Recently I finished reading the book Blink The Power of Thinking without Thinking.
I admit the headline caught my eye as, in the era of energy efficiency, as imagined how much time I would save in life, if I did not spend so much time thinking about things.
This book is all about thin slicing “The ability of our unconscious to find patterns in situations and behaviours based on narrow slices of experience”
Thin-slicing (rapid cognition) is what makes our unconscious both dazzling and problematic, as it allows gathered information to make sophisticated decisions in a short space of time.
This book was an interesting read that deals with our both unconscious attitude and conscious attitude, when dealing with others.
A couple of interesting cases:
Case 1: Medical Profession
When looking at malpractice cases it was found that doctors were sued not just because they had harmed the patient with poor medical treatment, but also because of the way the doctor treated them on a personal level.
Simply put “People do not sue doctors they like”
Amazingly the difference of spending at least 3 minutes longer than average with a patient, explaining the medical process and outcomes, was the main contributing factor, to whether a doctor was sued when things went wrong, regardless of skill and/or knowledge.
Case 2: Car Salesmen
Bob Golomb, sells more than double the average number of cars sold per month, bases his success on the rule “Take care of the customer”
The main reason Golomb is so successful is that he never judges anyone based on their appearance. He assumes everyone who walks in the door has the exact same chance of buying a car.
Golomb states “Pre-judging is the kiss of death. You have to give everyone your best shot”
First impressions, are based on ones experiences and ones environment, therefore to change ones first impressions, one most change ones experiences, this changing ones impressions.
A couple of weeks ago, I was in a local stationary store looking for some hard backed envelopes and a flipchart. Now granted I was not wearing a suit, but neither was I scruffy, I would say I was smart casual.

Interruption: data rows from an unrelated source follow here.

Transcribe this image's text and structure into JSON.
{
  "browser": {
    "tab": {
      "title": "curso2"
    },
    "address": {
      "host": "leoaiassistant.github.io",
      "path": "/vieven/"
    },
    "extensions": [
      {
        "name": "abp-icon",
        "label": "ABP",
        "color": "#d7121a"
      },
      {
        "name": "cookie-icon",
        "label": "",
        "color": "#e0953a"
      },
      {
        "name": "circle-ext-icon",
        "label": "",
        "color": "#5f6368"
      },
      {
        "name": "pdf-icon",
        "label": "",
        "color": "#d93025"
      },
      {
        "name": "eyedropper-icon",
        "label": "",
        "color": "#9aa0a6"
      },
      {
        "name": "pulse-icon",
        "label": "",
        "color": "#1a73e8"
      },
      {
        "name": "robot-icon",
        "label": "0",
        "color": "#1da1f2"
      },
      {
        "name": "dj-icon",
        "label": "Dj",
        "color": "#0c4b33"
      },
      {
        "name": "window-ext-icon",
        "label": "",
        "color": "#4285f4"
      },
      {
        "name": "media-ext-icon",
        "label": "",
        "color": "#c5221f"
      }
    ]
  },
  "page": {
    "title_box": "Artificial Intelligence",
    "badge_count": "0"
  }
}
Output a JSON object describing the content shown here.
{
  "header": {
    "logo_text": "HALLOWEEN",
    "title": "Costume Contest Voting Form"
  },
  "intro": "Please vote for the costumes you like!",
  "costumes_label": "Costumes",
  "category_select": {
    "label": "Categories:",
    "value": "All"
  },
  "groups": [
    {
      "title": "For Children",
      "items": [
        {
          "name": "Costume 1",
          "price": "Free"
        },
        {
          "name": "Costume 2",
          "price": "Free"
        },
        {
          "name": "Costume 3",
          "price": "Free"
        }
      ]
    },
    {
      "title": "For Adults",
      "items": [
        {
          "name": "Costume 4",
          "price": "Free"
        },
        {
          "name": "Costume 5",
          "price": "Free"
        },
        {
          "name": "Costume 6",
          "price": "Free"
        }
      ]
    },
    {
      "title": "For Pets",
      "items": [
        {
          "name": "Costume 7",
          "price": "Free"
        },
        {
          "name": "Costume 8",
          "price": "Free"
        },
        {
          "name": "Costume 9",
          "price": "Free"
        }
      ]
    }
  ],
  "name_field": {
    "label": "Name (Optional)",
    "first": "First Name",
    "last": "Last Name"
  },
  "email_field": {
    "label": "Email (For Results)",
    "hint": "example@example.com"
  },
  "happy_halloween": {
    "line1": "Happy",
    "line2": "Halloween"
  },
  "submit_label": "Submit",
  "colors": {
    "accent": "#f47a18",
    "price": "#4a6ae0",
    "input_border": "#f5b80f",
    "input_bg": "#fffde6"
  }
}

As I entered the reasonably busy store, I smiled at the security guard and walked to the first aisle, within seconds I felt the security guard hovering nearby watching me.
I moved to the next aisle and there she was again. In the final aisle, I found the flipcharts, and there was a choice of 8, with different features and prices.
So it took me some time to decide which model to go for, and the security guard was really making me feel uncomfortable. Had it not been for the time crunch in getting a flipchart, and knowing finding another store with flipcharts was going to add and extra 45 minutes to the task, I would have walked out.
So I dragged the flipchart to the till, under the watchful eye of the security guard, who noticed that I was struggling to carry such a bulky item, but did nothing to assist. I guess she had worked out that I was not going to shop-lift this item.
When I got to the till, I asked whether the flipchart contained paper, and was told no, so I went back to my flipchart aisle, followed not so discreetly by the security guard.
I have never met this security guard before, but something in her thin-slicing made her “stalk me through this store”, thus making me uncomfortable and rush to purchase. The whole experience was both annoying, irritating and embarrassing for me, as she had pre-judged me to be a criminal and acted accordingly.
I doubt I will ever visit this store, and possibly this stationary chain again.
As a IT trainer, it is our job to make our delegates consciously aware of what they need to know to improve their understanding of a particular piece of software to enable them to do their job more effectively and/or efficiently.
We do this by creating a safe, interactive, relaxed fun learning environment to enable effective knowledge transfer between all the parties within the session.
So here are some questions to consider:
- What external issues do you bring into the training room with you?
- What pre-conceived ideas/feelings do to you bring into the training room with you?
- What labels do you apply to the delegates as they enter the room?
- How do those labels affect the way you deliver the training session?
- How do those labels affect the way you interact with the delegates?
- How often do you put yourself in the shoes of your delegates?
- How often do you become a delegate?
We need to be flexible to adapt to their individual needs as the training session progresses, but how many times do we thin-slice and behave like the doctor who does not take the time to explain things, or as the car sales man who pigeon holes the delegates, as difficult, attention seeking or a know it all, just by looking at them at the beginning of the session and act accordingly?